▶ WORK TASK: If a line below contains the word "data", count it. Please give the total and nothing else.

Items from an interface collection:
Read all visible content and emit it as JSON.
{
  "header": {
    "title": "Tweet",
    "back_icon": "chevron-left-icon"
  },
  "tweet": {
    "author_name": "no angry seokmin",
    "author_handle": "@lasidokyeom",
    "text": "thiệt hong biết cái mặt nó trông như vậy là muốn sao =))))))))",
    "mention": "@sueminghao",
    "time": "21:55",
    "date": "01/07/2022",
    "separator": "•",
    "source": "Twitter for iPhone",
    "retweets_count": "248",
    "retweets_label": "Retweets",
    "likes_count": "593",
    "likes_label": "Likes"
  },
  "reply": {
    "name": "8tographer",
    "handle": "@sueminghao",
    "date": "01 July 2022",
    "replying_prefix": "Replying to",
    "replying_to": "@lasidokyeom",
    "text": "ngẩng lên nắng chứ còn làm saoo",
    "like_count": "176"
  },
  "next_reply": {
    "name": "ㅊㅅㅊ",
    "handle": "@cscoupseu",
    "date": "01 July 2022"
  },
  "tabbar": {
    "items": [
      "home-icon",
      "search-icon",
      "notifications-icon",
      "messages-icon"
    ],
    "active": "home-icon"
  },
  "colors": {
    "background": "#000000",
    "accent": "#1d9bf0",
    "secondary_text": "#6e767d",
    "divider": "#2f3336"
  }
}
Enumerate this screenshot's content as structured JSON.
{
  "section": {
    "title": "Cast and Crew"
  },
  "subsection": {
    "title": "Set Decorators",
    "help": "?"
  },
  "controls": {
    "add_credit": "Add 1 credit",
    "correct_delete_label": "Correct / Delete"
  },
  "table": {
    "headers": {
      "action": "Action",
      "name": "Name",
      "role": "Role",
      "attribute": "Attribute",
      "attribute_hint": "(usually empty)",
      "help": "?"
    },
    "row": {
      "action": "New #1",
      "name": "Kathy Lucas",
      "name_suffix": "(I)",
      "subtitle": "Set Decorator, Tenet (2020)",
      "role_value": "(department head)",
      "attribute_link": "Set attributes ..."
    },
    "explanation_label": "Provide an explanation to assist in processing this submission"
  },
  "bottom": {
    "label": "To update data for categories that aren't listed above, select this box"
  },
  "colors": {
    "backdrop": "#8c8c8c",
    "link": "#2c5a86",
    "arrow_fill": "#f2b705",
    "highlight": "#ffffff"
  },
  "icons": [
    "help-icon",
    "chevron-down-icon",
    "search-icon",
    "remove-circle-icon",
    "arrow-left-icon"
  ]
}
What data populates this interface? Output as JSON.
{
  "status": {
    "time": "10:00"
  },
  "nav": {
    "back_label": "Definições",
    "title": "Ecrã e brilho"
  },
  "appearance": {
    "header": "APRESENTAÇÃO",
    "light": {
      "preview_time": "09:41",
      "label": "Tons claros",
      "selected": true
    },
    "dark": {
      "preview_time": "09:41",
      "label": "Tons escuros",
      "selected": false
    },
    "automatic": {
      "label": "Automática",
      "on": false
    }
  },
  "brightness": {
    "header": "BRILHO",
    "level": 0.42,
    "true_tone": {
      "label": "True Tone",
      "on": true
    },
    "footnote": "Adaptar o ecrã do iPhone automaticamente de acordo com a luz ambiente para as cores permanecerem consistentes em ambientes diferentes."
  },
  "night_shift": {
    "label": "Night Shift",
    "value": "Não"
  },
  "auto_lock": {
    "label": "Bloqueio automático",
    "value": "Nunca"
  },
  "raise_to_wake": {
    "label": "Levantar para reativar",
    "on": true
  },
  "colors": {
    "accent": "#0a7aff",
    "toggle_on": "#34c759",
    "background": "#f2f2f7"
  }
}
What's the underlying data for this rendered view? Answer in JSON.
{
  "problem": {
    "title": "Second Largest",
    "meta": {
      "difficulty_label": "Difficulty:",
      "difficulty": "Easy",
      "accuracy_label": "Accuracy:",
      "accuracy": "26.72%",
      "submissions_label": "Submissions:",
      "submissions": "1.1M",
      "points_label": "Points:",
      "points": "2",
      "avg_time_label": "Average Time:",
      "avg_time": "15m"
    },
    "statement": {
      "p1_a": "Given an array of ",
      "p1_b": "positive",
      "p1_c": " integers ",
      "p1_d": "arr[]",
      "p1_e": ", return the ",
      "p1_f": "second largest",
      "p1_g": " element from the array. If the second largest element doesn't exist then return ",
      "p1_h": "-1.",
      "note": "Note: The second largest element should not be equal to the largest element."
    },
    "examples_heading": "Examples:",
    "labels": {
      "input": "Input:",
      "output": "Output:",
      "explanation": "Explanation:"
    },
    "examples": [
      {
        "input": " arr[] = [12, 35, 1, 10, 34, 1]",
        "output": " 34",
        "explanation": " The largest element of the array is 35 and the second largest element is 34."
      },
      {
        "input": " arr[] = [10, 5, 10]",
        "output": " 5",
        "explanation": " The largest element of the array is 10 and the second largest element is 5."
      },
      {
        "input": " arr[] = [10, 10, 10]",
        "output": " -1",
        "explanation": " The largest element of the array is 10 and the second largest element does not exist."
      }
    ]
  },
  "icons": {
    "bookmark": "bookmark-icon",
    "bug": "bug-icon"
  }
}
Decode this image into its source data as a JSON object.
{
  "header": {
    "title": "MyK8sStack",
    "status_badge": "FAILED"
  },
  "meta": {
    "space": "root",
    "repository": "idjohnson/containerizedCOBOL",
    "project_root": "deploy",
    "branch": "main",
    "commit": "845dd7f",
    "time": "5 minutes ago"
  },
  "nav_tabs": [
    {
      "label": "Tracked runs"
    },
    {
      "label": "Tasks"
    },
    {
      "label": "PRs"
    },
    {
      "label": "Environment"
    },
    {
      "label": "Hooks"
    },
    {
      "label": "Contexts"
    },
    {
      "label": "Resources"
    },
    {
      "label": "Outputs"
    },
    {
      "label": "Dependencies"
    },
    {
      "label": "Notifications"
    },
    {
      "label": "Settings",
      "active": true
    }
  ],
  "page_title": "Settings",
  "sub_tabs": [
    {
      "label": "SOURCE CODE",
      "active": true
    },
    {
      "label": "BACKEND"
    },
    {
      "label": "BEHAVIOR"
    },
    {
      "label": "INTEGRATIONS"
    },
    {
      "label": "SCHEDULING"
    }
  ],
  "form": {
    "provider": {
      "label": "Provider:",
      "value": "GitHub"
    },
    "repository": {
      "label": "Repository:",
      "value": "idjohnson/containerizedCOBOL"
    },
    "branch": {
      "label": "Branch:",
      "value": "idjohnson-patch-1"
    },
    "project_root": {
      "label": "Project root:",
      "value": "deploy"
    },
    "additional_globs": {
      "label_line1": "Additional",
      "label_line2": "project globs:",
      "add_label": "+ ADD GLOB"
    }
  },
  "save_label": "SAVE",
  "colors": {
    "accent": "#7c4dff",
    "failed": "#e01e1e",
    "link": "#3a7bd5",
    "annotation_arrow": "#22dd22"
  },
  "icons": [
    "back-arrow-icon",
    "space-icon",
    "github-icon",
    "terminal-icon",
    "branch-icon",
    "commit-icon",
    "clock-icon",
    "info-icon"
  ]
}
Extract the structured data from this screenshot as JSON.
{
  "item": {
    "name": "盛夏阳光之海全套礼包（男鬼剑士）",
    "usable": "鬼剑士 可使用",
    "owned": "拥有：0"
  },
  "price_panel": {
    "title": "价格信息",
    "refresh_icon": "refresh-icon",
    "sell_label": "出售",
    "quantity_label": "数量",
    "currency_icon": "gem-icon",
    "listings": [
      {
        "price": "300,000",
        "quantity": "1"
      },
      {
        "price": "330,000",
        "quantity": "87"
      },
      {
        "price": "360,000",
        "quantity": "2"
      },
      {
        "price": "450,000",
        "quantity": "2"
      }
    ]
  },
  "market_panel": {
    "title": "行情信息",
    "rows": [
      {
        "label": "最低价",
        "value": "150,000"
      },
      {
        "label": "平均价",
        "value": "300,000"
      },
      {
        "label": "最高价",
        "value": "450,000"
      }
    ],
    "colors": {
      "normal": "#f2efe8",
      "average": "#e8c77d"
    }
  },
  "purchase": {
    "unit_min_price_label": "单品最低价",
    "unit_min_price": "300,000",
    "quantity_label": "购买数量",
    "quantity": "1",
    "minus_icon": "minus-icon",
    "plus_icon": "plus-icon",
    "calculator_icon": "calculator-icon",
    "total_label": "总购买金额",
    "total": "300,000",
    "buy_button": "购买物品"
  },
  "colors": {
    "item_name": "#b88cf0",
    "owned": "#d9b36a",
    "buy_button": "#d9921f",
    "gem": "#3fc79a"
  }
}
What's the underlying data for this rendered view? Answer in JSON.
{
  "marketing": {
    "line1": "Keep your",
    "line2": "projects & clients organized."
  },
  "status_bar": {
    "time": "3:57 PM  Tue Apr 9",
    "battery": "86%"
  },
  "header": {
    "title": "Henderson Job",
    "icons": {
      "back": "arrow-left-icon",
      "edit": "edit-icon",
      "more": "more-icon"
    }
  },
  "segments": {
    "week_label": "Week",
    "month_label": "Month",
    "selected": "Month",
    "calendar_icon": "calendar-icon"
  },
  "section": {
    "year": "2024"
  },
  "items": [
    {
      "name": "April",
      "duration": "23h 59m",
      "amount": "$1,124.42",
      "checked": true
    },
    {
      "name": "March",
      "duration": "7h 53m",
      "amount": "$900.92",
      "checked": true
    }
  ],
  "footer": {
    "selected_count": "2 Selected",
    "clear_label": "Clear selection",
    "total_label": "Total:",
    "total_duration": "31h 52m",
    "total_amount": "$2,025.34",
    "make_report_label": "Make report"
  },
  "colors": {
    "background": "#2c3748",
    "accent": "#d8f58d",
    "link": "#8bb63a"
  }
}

▶ EXPECTED ANSWER: 6